Aside from the individual marketplace, where the insured have experienced perhaps the most change in plans, rates, networks of providers and the overall shopping experience, the most change in group health insurance has been in the market of two to 100 enrolled employees. With most plans increasing premiums by 10 to 20 percent, businesses will be forced to consider options that may have seemed too risky in past.

One such option is level funding, and it’s worth considering for employers who hope to achieve financial predictability and gain control over future medical costs amid the dramatic escalation of employee health care costs. Level funding has similarities to a fully insured plan, but it offers these advantages of a self-insured plan:

• Assurance of fixed monthly premium payments.
• Transparency on claims to understand cost factors and justification of renewal rates.
• Reduced state premium taxes.
• Option to exclude state-mandated benefits.
• Flexibility in plan designs.
• Potential for return of excess premium, received as a credit in the following plan year.
• No additional claims liability or cost if claims run poorly or if employer terminates the contract.

Businesses with 100-1,000 enrolled employees

Employers in this size market must decide the level at which they will engage their employees. With little or no engagement, businesses will be subject to whatever claims occur within their group. Thus, most companies are taking a proactive approach to controlling costs by engaging their employee populations; the most common way to do this is through a wellness program.

While proving the return on investment is near impossible, most companies in this category simply choose to believe sustaining a healthier workforce will yield a more productive workforce. They focus on driving down risk factors, which cause the majority of claims costs, using base lines such as health risk assessments and biometric screenings. ROI ratios can range from 2-to-1 to 5-to-1. For example, if a company spends $10,000 on a wellness program, they will see a benefit of $20,000 to $50,000 inside of 36 to 60 months.

Innovation in the 100 to 1,000 enrolled employees market is happening in the form of indemnity plans, which have the potential to make a slow comeback.

Using a self-insured platform, this type of plan does not use a network but rather a third-party administrator to negotiate payments with providers as claims are submitted. The standard reimbursement rate within this plan is Medicare plus 30 percent. The downside is businesses will not be able to offer name-brand carriers; the upside is they will be able to stretch the health care dollar further. This concept is fairly new to the market and it remains to be seen how receptive employers will be to adopting it.

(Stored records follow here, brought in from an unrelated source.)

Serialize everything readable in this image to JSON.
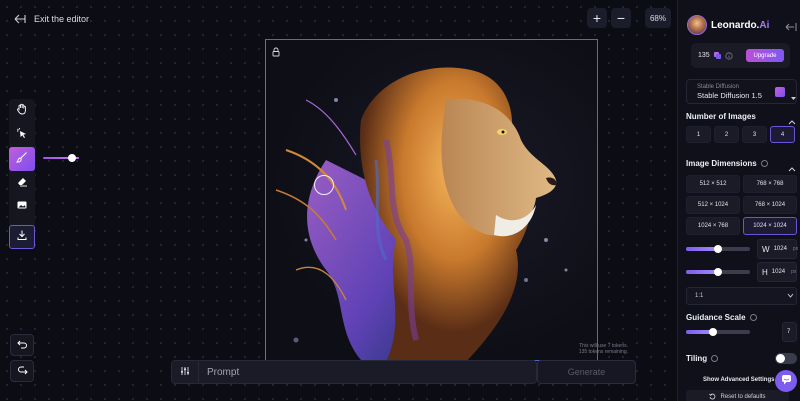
{
  "editor": {
    "exit_label": "Exit the editor",
    "zoom": {
      "in_label": "+",
      "out_label": "−",
      "level": "68%"
    },
    "tools": [
      {
        "name": "hand-tool",
        "icon": "hand-icon"
      },
      {
        "name": "select-tool",
        "icon": "magic-pointer-icon"
      },
      {
        "name": "brush-tool",
        "icon": "paintbrush-icon",
        "active": true
      },
      {
        "name": "eraser-tool",
        "icon": "eraser-icon"
      },
      {
        "name": "image-tool",
        "icon": "image-icon"
      },
      {
        "name": "download-tool",
        "icon": "download-icon"
      }
    ],
    "brush_size_fraction": 0.8,
    "generation_info": {
      "line1": "This will use 7 tokens.",
      "line2": "135 tokens remaining."
    },
    "prompt": {
      "placeholder": "Prompt",
      "value": ""
    },
    "generate_label": "Generate"
  },
  "panel": {
    "brand": {
      "name": "Leonardo.",
      "suffix": "Ai"
    },
    "tokens": {
      "count": "135",
      "upgrade_label": "Upgrade"
    },
    "model": {
      "label": "Stable Diffusion",
      "value": "Stable Diffusion 1.5"
    },
    "num_images": {
      "title": "Number of Images",
      "options": [
        "1",
        "2",
        "3",
        "4"
      ],
      "selected": "4"
    },
    "dimensions": {
      "title": "Image Dimensions",
      "options": [
        "512 × 512",
        "768 × 768",
        "512 × 1024",
        "768 × 1024",
        "1024 × 768",
        "1024 × 1024"
      ],
      "selected": "1024 × 1024",
      "width": {
        "axis": "W",
        "value": "1024",
        "unit": "px",
        "fraction": 0.5
      },
      "height": {
        "axis": "H",
        "value": "1024",
        "unit": "px",
        "fraction": 0.5
      },
      "aspect_ratio": "1:1"
    },
    "guidance": {
      "title": "Guidance Scale",
      "value": "7",
      "fraction": 0.42
    },
    "tiling": {
      "title": "Tiling",
      "enabled": false
    },
    "advanced_label": "Show Advanced Settings",
    "reset_label": "Reset to defaults"
  },
  "colors": {
    "accent": "#7d5cf0",
    "accent_pink": "#c15ed9",
    "background": "#0b0c14",
    "panel": "#0f1019"
  }
}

Businesses with more than 1,000 enrolled employees

Within this space, health insurance is essentially business as usual. Of course, businesses must act to ensure compliance with the Affordable Care Act; but in terms of shopping for and evaluating various medical plan solutions, not much has changed. However, larger firms have adopted or are planning to adopt newer strategies such as telemedicine and private exchanges.

Chris Peck is CEO of Stamford-based CBP, a privately owned, midsize consulting firm founded in 1996. CBP also maintains offices in Fairfield and Plantsville in Connecticut and in New Jersey and New York. Peck can be reached at 203-487-0604 or


About the author

Bill Fallon
Bill Fallon is editor of the Fairfield County Business Journal. He has worked at Westfair Communications for more than five years, previously editing an upstate New York daily and a national motorcycle magazine in Nevada. He attended Iona Prep in New Rochelle, N.Y., and the University of Virginia.